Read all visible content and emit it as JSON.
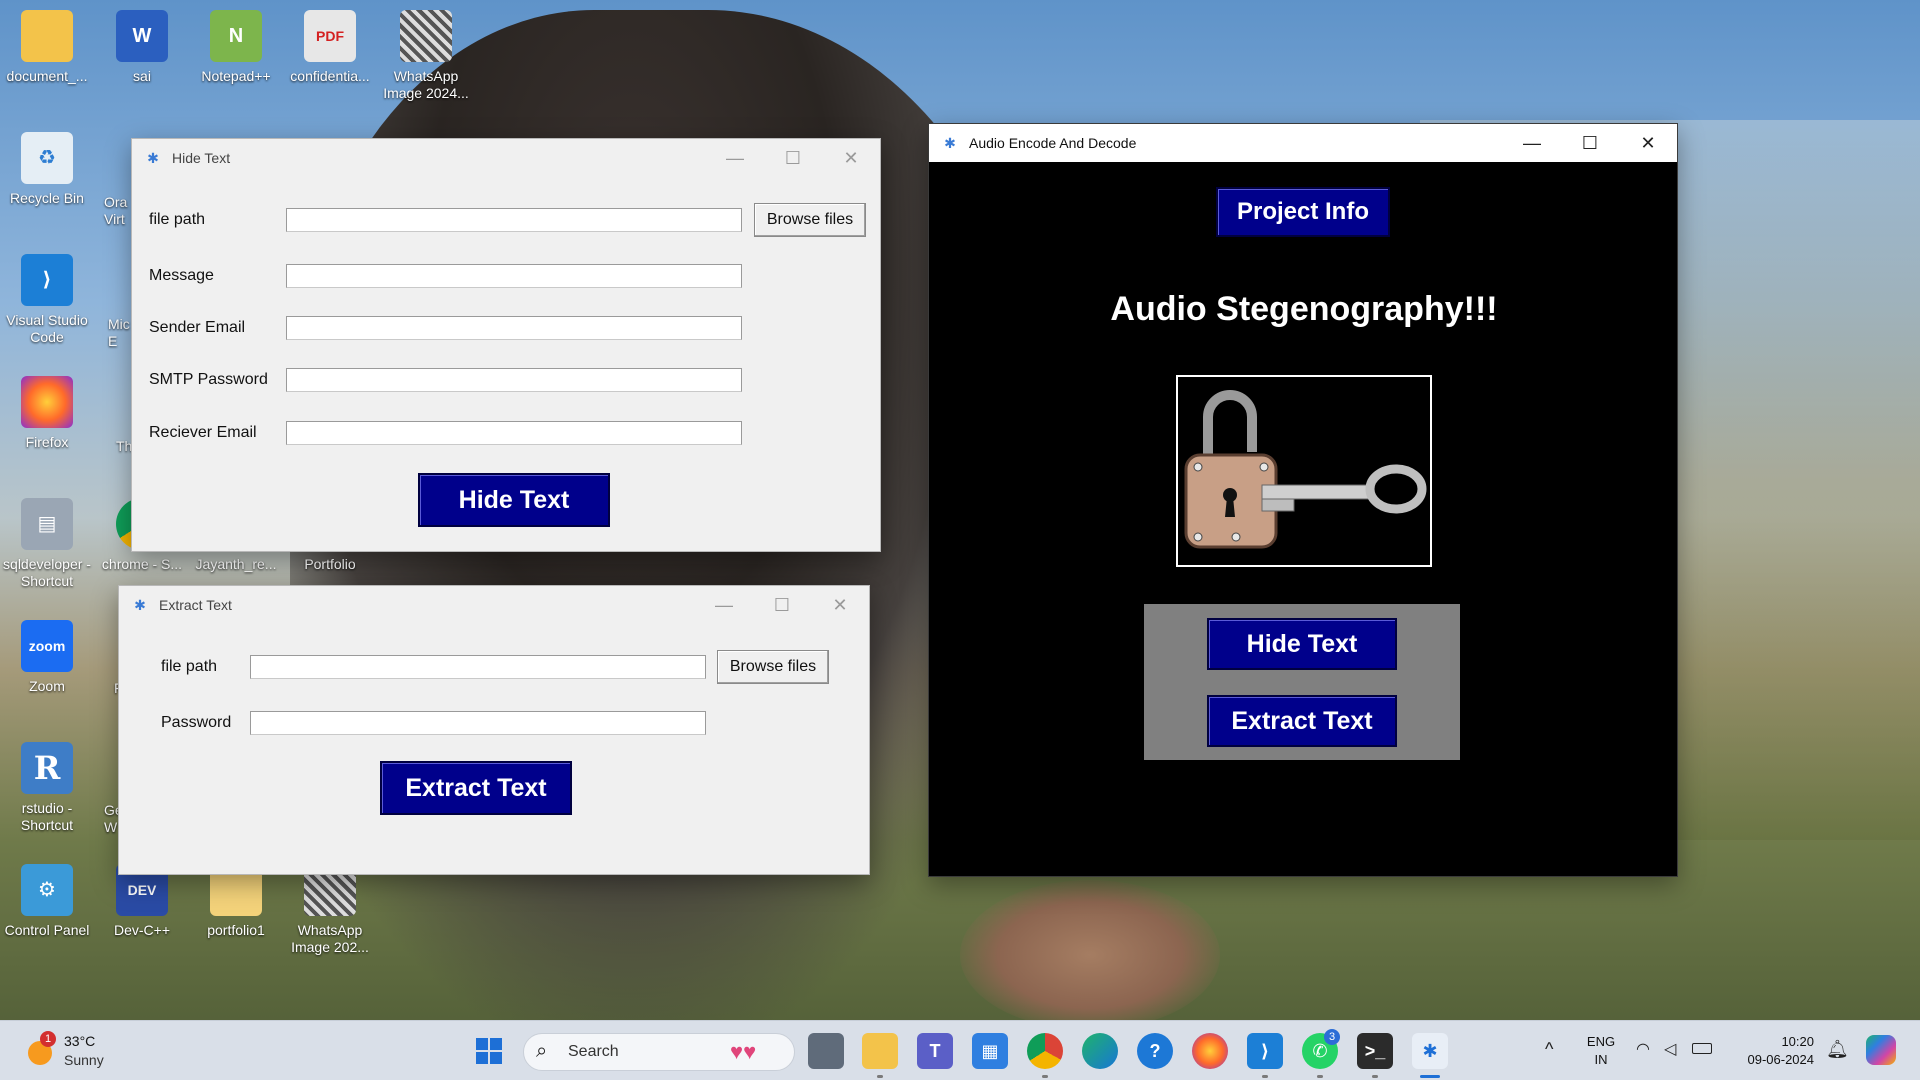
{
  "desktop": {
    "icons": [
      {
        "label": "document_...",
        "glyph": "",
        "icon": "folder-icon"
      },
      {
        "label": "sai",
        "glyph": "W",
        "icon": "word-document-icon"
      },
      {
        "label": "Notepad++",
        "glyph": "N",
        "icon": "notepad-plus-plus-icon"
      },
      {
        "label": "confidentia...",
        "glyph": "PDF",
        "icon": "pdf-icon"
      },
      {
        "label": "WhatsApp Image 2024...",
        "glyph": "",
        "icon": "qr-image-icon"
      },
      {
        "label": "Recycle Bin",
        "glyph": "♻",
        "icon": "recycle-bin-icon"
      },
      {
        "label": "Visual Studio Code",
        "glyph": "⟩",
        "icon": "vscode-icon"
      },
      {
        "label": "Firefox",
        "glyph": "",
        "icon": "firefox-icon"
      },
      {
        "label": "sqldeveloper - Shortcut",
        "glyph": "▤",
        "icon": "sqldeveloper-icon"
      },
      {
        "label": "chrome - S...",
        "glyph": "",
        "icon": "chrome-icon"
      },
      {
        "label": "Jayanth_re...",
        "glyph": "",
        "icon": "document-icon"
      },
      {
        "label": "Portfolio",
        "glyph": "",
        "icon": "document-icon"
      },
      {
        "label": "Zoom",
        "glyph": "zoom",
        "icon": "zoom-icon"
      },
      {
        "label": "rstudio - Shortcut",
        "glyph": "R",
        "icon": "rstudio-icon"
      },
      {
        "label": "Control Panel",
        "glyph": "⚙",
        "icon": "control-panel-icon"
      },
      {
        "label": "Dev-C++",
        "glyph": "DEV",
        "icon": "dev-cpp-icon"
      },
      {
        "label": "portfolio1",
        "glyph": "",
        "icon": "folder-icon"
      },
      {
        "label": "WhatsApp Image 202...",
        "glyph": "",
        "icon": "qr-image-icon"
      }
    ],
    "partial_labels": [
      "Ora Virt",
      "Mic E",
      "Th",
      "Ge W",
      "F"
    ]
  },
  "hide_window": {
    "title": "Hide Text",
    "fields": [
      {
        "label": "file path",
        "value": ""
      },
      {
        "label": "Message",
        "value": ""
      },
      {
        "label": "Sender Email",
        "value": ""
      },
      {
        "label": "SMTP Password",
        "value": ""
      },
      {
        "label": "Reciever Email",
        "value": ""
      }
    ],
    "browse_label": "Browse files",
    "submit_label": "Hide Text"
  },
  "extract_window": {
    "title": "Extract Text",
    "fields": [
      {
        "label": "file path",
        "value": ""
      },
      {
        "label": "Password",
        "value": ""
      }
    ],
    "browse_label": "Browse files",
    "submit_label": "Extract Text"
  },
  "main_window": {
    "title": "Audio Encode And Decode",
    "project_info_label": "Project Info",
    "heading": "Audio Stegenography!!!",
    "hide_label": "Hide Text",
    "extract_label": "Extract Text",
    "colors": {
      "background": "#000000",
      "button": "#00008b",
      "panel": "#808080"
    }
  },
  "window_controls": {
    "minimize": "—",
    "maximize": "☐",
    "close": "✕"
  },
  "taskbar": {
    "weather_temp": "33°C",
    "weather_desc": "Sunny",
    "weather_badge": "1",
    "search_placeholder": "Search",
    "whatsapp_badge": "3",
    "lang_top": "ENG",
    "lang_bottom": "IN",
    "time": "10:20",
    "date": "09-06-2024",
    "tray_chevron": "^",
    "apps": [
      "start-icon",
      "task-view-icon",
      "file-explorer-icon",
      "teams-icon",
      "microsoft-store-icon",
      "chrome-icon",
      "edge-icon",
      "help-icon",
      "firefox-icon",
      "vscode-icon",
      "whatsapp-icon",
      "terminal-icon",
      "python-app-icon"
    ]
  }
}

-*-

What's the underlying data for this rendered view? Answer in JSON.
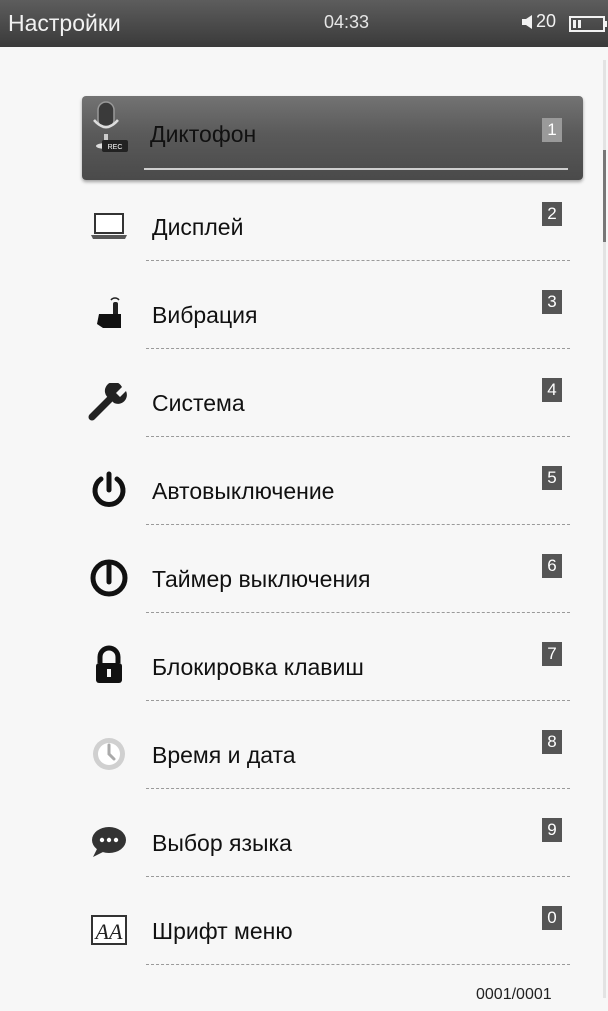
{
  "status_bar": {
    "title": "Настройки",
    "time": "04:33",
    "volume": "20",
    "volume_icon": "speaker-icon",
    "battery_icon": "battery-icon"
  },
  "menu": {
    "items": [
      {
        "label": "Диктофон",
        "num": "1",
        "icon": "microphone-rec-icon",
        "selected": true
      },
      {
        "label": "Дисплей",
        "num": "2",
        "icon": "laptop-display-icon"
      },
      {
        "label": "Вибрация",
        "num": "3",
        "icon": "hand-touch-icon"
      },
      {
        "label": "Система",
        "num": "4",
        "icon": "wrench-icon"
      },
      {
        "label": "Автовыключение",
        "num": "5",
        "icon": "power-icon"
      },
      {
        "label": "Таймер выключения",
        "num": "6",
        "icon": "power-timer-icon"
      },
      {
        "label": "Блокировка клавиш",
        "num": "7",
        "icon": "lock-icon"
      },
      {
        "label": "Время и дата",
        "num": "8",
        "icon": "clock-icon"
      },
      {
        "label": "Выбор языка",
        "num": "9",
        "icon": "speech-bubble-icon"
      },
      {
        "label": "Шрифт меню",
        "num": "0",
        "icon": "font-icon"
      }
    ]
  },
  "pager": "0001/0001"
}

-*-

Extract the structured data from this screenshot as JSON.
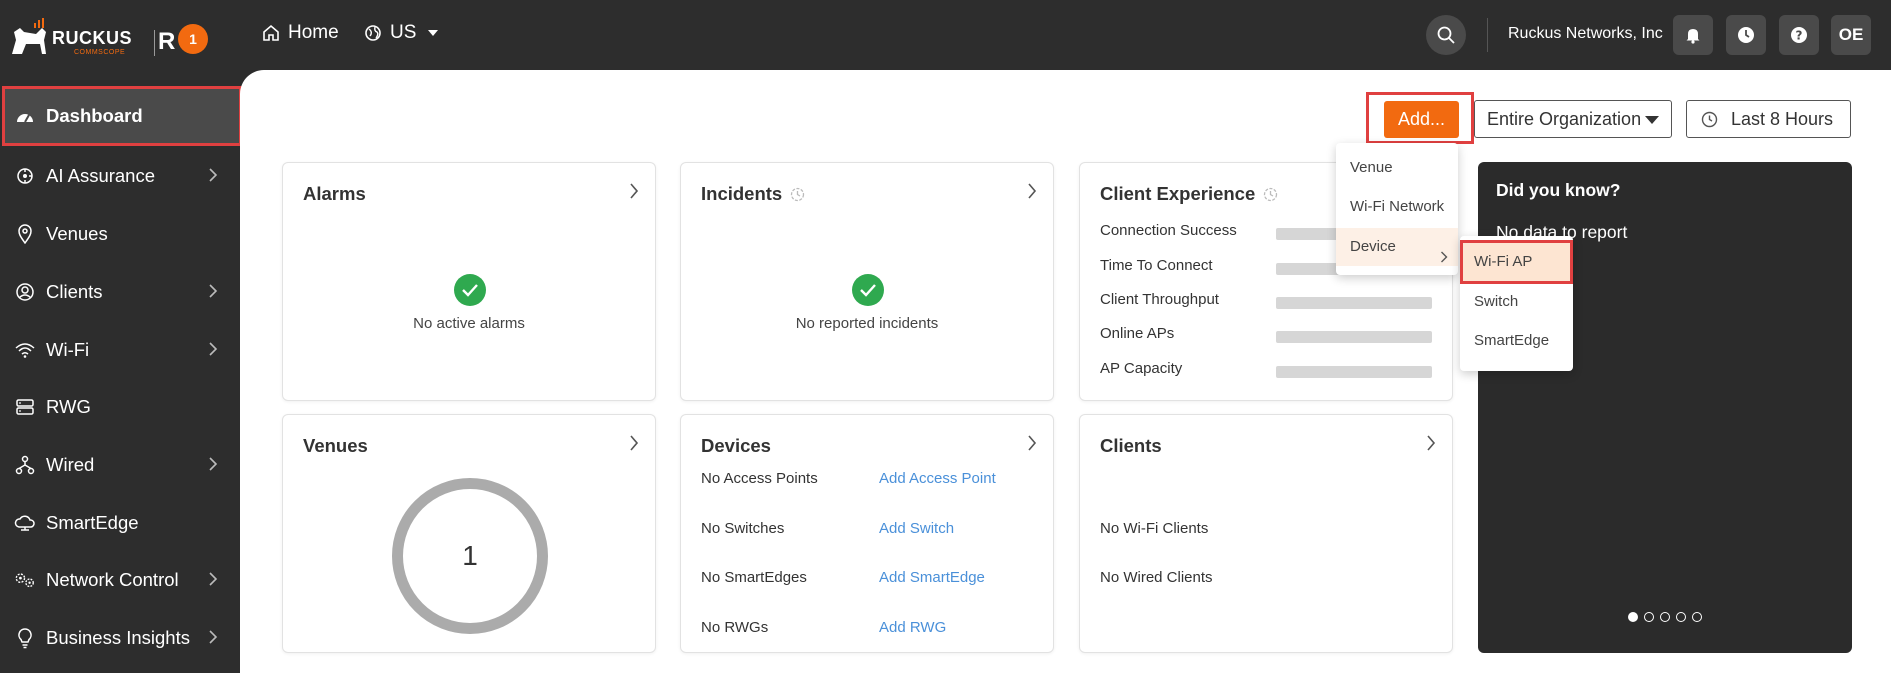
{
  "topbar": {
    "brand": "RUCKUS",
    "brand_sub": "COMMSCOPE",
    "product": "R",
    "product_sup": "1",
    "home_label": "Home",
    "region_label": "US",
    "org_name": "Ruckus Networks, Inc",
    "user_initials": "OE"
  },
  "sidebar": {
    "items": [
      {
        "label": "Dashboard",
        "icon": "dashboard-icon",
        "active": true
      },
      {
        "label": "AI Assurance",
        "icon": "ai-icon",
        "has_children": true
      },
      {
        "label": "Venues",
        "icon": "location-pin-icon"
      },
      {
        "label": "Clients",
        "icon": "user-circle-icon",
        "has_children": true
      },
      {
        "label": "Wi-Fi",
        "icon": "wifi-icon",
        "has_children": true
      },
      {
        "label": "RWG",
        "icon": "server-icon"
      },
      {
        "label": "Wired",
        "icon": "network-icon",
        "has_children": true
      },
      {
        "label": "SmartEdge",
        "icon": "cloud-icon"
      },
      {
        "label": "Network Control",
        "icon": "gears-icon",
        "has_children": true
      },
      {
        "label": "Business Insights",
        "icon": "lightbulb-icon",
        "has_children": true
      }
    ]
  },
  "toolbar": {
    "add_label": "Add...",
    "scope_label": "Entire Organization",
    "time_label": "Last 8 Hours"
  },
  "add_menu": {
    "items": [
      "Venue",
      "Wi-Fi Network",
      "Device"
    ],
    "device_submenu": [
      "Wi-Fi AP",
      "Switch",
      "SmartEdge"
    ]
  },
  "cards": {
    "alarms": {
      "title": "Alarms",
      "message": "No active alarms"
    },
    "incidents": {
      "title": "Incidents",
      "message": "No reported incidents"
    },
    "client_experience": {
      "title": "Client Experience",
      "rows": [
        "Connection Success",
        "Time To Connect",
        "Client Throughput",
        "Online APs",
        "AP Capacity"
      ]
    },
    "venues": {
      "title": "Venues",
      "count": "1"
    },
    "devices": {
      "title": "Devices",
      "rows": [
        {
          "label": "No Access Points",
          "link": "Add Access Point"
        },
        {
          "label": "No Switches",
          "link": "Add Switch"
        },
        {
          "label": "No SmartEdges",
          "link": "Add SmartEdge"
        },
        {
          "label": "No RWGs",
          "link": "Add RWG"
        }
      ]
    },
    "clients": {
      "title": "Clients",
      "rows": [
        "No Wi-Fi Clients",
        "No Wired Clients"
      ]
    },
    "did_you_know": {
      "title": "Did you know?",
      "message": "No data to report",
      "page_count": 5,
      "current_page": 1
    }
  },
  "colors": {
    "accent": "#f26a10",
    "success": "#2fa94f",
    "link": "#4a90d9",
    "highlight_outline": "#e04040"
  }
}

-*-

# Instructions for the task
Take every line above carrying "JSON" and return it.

# Reply to the exercise
Read all visible content and emit it as JSON.
What's the underlying data for this rendered view? Answer in JSON.
Extract the structured data from this screenshot as JSON.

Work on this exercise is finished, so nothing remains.